There were few concerns on OSM wiki page of StatCan regarding geometry of the roads. But the wiki page seem to be outdated and the concerns were in regards to the older data (2010). The geometry of the roads in this data set seem to align with the OSM layer in QGIS.
Roads in Toronto overlayed on OSM layer in QGIS
The street names on the data seem to be same as on OSM as well
Coverage in Toronto without OSM background
This seems like a great dataset to evaluate the quality of data and coverage of roads in Canada. Would be great to hear from the Canadian OSM community of any previous work using this dataset that can be taken forward.
The corners of the sky have been ironed out and the last few issues with lighting have been resolved. Sunsets now have a gradual lighting change instead of an instant threshold.
This image isn't actually a render from OSM2World, its the view of a cubemap generated from the center of times square.

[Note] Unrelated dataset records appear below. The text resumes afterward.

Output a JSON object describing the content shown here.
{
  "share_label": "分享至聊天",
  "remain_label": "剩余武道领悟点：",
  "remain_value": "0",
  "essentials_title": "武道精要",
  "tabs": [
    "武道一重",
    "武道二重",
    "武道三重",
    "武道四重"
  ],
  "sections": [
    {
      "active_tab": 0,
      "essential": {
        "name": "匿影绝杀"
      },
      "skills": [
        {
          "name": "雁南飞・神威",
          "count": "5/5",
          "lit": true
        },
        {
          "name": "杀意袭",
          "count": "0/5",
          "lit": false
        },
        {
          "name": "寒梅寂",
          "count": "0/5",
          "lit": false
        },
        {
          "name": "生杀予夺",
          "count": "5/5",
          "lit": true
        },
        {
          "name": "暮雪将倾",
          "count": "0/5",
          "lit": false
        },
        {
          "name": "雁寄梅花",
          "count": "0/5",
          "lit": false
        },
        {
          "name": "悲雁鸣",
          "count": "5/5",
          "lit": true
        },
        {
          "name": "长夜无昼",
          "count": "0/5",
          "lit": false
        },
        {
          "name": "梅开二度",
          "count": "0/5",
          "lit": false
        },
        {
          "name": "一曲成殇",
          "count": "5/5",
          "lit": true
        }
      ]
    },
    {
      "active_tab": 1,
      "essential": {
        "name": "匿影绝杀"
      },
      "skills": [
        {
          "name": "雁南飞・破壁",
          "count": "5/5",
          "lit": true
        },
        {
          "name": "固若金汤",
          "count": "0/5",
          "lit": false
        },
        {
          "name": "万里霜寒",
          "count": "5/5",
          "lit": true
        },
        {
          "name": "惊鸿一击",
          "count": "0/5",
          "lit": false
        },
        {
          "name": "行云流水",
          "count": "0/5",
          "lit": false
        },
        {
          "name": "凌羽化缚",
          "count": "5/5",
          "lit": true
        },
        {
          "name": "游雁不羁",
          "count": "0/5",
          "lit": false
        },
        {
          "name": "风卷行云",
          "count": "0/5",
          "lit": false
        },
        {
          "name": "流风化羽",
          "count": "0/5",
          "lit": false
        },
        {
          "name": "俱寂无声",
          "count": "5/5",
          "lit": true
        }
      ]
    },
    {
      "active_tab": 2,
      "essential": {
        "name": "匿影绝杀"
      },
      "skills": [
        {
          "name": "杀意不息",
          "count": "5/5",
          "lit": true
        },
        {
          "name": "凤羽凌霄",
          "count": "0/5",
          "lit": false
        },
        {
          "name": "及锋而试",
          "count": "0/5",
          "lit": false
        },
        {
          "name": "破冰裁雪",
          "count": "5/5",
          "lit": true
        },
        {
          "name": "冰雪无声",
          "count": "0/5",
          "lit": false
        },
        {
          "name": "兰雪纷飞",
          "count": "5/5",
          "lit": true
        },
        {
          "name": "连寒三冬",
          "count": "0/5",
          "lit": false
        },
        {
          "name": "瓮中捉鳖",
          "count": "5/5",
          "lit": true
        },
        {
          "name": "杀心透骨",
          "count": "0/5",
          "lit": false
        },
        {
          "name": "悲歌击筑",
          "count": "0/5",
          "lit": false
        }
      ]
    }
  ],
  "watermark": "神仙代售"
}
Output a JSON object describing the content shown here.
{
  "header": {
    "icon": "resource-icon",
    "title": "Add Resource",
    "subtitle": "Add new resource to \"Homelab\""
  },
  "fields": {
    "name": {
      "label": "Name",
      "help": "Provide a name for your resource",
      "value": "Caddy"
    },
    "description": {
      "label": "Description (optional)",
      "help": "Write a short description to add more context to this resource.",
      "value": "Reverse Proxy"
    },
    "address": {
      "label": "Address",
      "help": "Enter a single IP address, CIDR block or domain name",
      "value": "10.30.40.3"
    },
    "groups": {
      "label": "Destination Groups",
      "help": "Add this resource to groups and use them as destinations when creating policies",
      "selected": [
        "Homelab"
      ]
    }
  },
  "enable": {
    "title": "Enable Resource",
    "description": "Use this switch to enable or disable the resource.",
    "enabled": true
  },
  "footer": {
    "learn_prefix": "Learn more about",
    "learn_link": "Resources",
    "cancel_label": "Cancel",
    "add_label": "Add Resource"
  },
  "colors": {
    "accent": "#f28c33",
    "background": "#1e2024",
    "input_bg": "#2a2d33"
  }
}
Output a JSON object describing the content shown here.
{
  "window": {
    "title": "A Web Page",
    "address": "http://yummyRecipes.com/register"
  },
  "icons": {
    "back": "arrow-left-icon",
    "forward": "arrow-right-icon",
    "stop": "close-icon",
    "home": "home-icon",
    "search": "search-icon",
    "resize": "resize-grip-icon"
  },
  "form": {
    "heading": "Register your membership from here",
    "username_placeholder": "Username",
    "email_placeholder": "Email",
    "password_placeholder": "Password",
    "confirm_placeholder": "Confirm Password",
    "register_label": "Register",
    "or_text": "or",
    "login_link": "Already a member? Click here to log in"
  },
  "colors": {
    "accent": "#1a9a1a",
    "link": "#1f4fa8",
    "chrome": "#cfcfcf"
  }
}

Now that cubemaps can be generated from the center of each building, calculating the reflections on that building is just like calculating the reflections with the mountain cubemap from last week, just with a separate cubemap for each building
That cubemap was actually generated in 4K resolution, and the performance impact was hardly noticeable compared to the geometry computation time. A cubemap of that size does however take up a ton of graphics memory. Because the clarity of reflections is not as important, the resolution can be easily reduced depending on the system and number of buildings that have to be processed.
Today, v2.42.0 of the openstreetmap-carto stylesheet (the default stylesheet on openstreetmap.org) has been released.
- Add rendering of amenity=charging_station and tourism=artwork
- Change icon of shop=department_store
- Increase font size for various labels
- Change playground color
- Various bug fixes
Thanks to all the contributors for this release, including David Gianforte, a new contributor.
For a full list of commits, see https://github.com/gravitystorm/openstreetmap-carto/compare/v2.41.0...v2.42.0
As always, we welcome any bug reports at https://github.com/gravitystorm/openstreetmap-carto/issues.
Kind regards, Matthijs Melissen
I am using various OSM-based applications as a deily driver for navigation purposes (this month I am fascinated by Magic Earth. They have recently added relief data and traffic-based routing, so go check them out).
I've been testing routing primarily with demo OSRM and Valhalla servers, but these services take time to be updated, and I want to make sure my changes don't break things now.
makemap application is required to convert from OSM XML to CartoType internal representation.
I found that sometimes the application gives false positives, claiming roads are not connected only because it does not seem to handle turn restrictions properly. Far from ideal, but still better than waiting for the remote servers to catch up.
What do you use to test routing?
Hi ! i am Atikur Rahman atik. i am trying to make tutorial about OSM id Editor. So i share it for New & Casual Mapper. sorry because it is only video file without audio. But it is helpful. https://youtu.be/vAN3c-UOiyY . Please comment your valuable opinion .